§ **About this task**
Go through the data below and repeat it exactly, skipping each picture.

───── Dataset entries ─────

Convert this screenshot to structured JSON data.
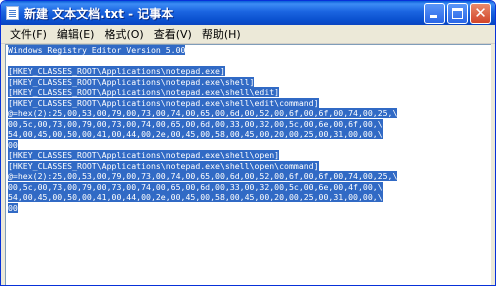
{
  "window": {
    "title": "新建 文本文档.txt - 记事本"
  },
  "menu": {
    "items": [
      "文件(F)",
      "编辑(E)",
      "格式(O)",
      "查看(V)",
      "帮助(H)"
    ]
  },
  "document": {
    "lines": [
      "Windows Registry Editor Version 5.00",
      "",
      "[HKEY_CLASSES_ROOT\\Applications\\notepad.exe]",
      "[HKEY_CLASSES_ROOT\\Applications\\notepad.exe\\shell]",
      "[HKEY_CLASSES_ROOT\\Applications\\notepad.exe\\shell\\edit]",
      "[HKEY_CLASSES_ROOT\\Applications\\notepad.exe\\shell\\edit\\command]",
      "@=hex(2):25,00,53,00,79,00,73,00,74,00,65,00,6d,00,52,00,6f,00,6f,00,74,00,25,\\",
      "00,5c,00,73,00,79,00,73,00,74,00,65,00,6d,00,33,00,32,00,5c,00,6e,00,6f,00,\\",
      "54,00,45,00,50,00,41,00,44,00,2e,00,45,00,58,00,45,00,20,00,25,00,31,00,00,\\",
      "00",
      "[HKEY_CLASSES_ROOT\\Applications\\notepad.exe\\shell\\open]",
      "[HKEY_CLASSES_ROOT\\Applications\\notepad.exe\\shell\\open\\command]",
      "@=hex(2):25,00,53,00,79,00,73,00,74,00,65,00,6d,00,52,00,6f,00,6f,00,74,00,25,\\",
      "00,5c,00,73,00,79,00,73,00,74,00,65,00,6d,00,33,00,32,00,5c,00,6e,00,4f,00,\\",
      "54,00,45,00,50,00,41,00,44,00,2e,00,45,00,58,00,45,00,20,00,25,00,31,00,00,\\",
      "00"
    ]
  },
  "colors": {
    "selection": "#316ac5",
    "titlebar": "#0a50cf",
    "menubar": "#ece9d8"
  }
}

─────

§ **Result of the exercise**
Convert this screenshot to structured JSON data.
{
  "window": {
    "title": "新建 文本文档.txt - 记事本"
  },
  "menu": {
    "items": [
      "文件(F)",
      "编辑(E)",
      "格式(O)",
      "查看(V)",
      "帮助(H)"
    ]
  },
  "document": {
    "lines": [
      "Windows Registry Editor Version 5.00",
      "",
      "[HKEY_CLASSES_ROOT\\Applications\\notepad.exe]",
      "[HKEY_CLASSES_ROOT\\Applications\\notepad.exe\\shell]",
      "[HKEY_CLASSES_ROOT\\Applications\\notepad.exe\\shell\\edit]",
      "[HKEY_CLASSES_ROOT\\Applications\\notepad.exe\\shell\\edit\\command]",
      "@=hex(2):25,00,53,00,79,00,73,00,74,00,65,00,6d,00,52,00,6f,00,6f,00,74,00,25,\\",
      "00,5c,00,73,00,79,00,73,00,74,00,65,00,6d,00,33,00,32,00,5c,00,6e,00,6f,00,\\",
      "54,00,45,00,50,00,41,00,44,00,2e,00,45,00,58,00,45,00,20,00,25,00,31,00,00,\\",
      "00",
      "[HKEY_CLASSES_ROOT\\Applications\\notepad.exe\\shell\\open]",
      "[HKEY_CLASSES_ROOT\\Applications\\notepad.exe\\shell\\open\\command]",
      "@=hex(2):25,00,53,00,79,00,73,00,74,00,65,00,6d,00,52,00,6f,00,6f,00,74,00,25,\\",
      "00,5c,00,73,00,79,00,73,00,74,00,65,00,6d,00,33,00,32,00,5c,00,6e,00,4f,00,\\",
      "54,00,45,00,50,00,41,00,44,00,2e,00,45,00,58,00,45,00,20,00,25,00,31,00,00,\\",
      "00"
    ]
  },
  "colors": {
    "selection": "#316ac5",
    "titlebar": "#0a50cf",
    "menubar": "#ece9d8"
  }
}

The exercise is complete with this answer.